»»
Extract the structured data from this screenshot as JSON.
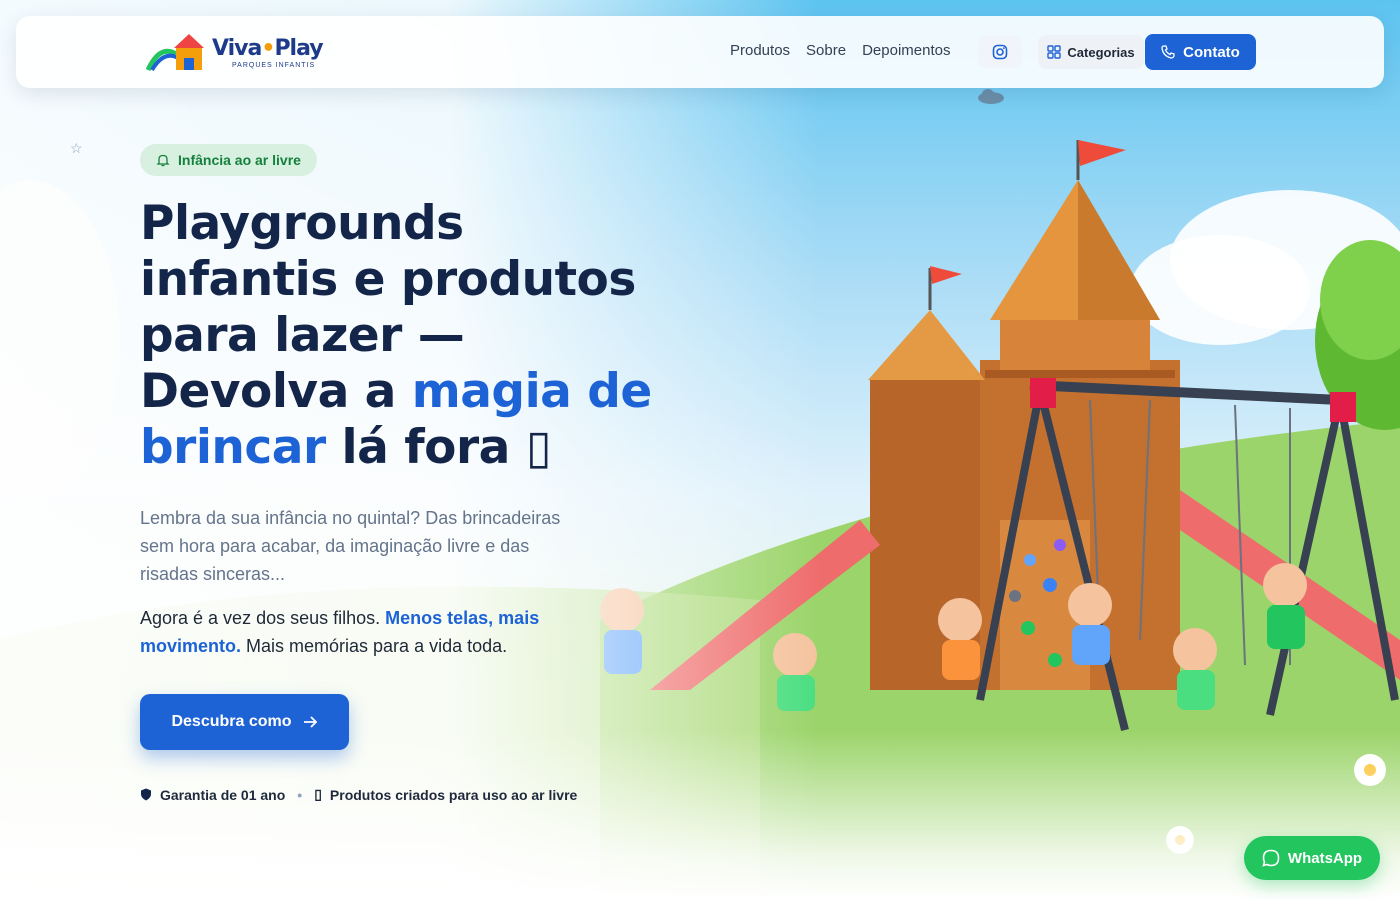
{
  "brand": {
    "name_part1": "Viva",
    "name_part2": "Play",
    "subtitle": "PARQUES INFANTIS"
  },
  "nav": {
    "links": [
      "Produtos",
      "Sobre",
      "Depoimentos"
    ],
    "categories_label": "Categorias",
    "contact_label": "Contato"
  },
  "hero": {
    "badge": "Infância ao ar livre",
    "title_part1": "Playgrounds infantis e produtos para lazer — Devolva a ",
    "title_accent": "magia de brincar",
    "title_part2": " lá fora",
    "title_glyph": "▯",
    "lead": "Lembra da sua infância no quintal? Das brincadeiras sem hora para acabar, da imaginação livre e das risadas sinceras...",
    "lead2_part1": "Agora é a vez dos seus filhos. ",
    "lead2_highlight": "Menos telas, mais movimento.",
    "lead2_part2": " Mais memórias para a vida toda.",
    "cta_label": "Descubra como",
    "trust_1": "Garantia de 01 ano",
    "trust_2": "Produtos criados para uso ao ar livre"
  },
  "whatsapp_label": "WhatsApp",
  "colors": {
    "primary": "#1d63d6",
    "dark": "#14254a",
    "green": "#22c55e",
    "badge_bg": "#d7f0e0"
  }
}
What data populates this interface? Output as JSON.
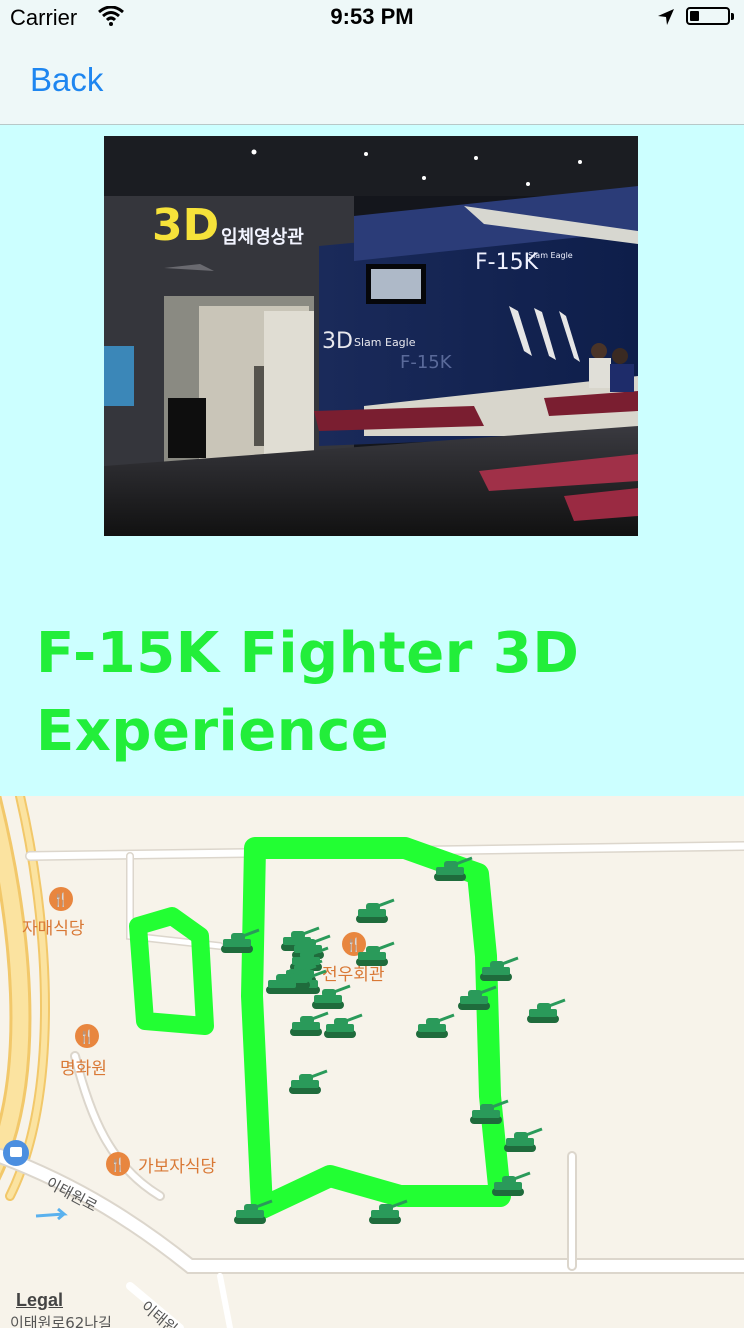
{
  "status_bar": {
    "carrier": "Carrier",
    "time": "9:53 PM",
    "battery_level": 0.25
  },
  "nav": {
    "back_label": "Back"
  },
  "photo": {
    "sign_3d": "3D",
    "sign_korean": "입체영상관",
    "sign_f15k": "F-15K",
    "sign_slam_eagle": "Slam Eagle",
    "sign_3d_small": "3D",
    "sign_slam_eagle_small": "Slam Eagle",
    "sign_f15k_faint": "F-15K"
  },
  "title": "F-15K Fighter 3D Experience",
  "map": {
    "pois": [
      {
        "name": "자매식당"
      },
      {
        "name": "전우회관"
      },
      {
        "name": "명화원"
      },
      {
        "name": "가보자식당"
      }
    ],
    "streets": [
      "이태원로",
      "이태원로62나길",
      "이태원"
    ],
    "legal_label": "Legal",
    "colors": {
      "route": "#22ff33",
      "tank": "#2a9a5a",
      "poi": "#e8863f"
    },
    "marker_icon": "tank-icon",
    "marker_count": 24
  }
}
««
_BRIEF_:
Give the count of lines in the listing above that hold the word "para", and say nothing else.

_SOLUTION_:
4